When we think about the Ministry of Defence (MINDEF) and the Singapore Armed Forces (SAF), we might think about military tanks, frigates, fighter aircraft and the uniformed personnel who operate these elaborate machines. In this feature, we put the spotlight on defence psychologists, who help to enhance the readiness, well-being and performance of the fighting force.
Ying Jie shared about the work done by the Defence Psychology Department, “We support the development and implementation of Psychological Defence capabilities, conduct assessments and selection tests to enhance job-person fit, study public opinions on National Service and defence-related issues.”
Ying Jie chose to practise psychology in MINDEF, the largest employer of psychologists in Singapore, seeing that its primary work is to safeguard all that the country has achieved. She shares, “A strong defence system guards the good work done by the other Ministries – such as in the areas of education, finance and healthcare –so that these would remain stable amid security uncertainties. It also safeguards our livelihood and way of life, and ensures that citizens can focus on their ambitions and enjoyments within the safe confines of the country.

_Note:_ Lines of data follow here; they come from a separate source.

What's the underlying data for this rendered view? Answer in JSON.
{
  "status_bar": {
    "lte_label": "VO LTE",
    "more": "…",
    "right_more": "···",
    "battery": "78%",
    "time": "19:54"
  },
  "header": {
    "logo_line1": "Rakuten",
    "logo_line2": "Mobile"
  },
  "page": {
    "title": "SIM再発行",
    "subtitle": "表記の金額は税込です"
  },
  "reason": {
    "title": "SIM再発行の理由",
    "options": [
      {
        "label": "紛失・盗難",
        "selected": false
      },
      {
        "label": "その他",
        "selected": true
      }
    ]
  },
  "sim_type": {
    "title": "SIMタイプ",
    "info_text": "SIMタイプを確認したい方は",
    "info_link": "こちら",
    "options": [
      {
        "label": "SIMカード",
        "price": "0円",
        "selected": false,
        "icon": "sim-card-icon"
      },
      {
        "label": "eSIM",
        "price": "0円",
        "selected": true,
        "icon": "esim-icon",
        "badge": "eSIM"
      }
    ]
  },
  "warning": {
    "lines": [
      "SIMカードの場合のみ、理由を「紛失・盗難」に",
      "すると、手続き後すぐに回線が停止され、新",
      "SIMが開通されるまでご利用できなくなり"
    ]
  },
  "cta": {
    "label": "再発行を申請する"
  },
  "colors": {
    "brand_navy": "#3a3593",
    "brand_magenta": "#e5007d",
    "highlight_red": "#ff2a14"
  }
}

A Unique Journey
Ying Jie took on the Defence Merit Scholarship to pursue a career in defence psychology. The scholarship brought her to University College London where she pursued her degree in Psychology. She then continued with her Masters in Innovation, Strategy and Organisation at University of Cambridge.
As a scholarship recipient, Ying Jie was also awarded a fully-paid summer school stint. She attended summer school at Stanford University, where she took modules in behavioural economics. She shared about how the takeaways from the behavioural economics course enabled her to helm the Behavioural Insights (BI) portfolio within the Defence Psychology Department upon her return. “The BI perspective emphasises that people do not always act rationally, but instead are influenced by emotions and biases. As part of this portfolio, I partner other MINDEF/SAF departments and provide them BI recommendations on policy implementation and operations. This is in line with the whole-of-government emphasis on adopting BI in policy-making,” she tells us.
Tan Ying Jie
As someone who firmly believes that all scholarship recipients must have a strong commitment to defence, Ying Jie highlights that it is important to look at the career path which a scholarship offers. After all, one will be embarking on this path at their most formative period of their career and one should not turn back after committing to a decision.
“Do not take up the scholarship because you are attracted by the near-term benefits such as the allowance or prospect of studying overseas,” Ying Jie advises. “Take up the scholarship only if you are sure that you want to pursue this career path after your studies. To me, defence comes before anything else, and I wanted to be part of it.”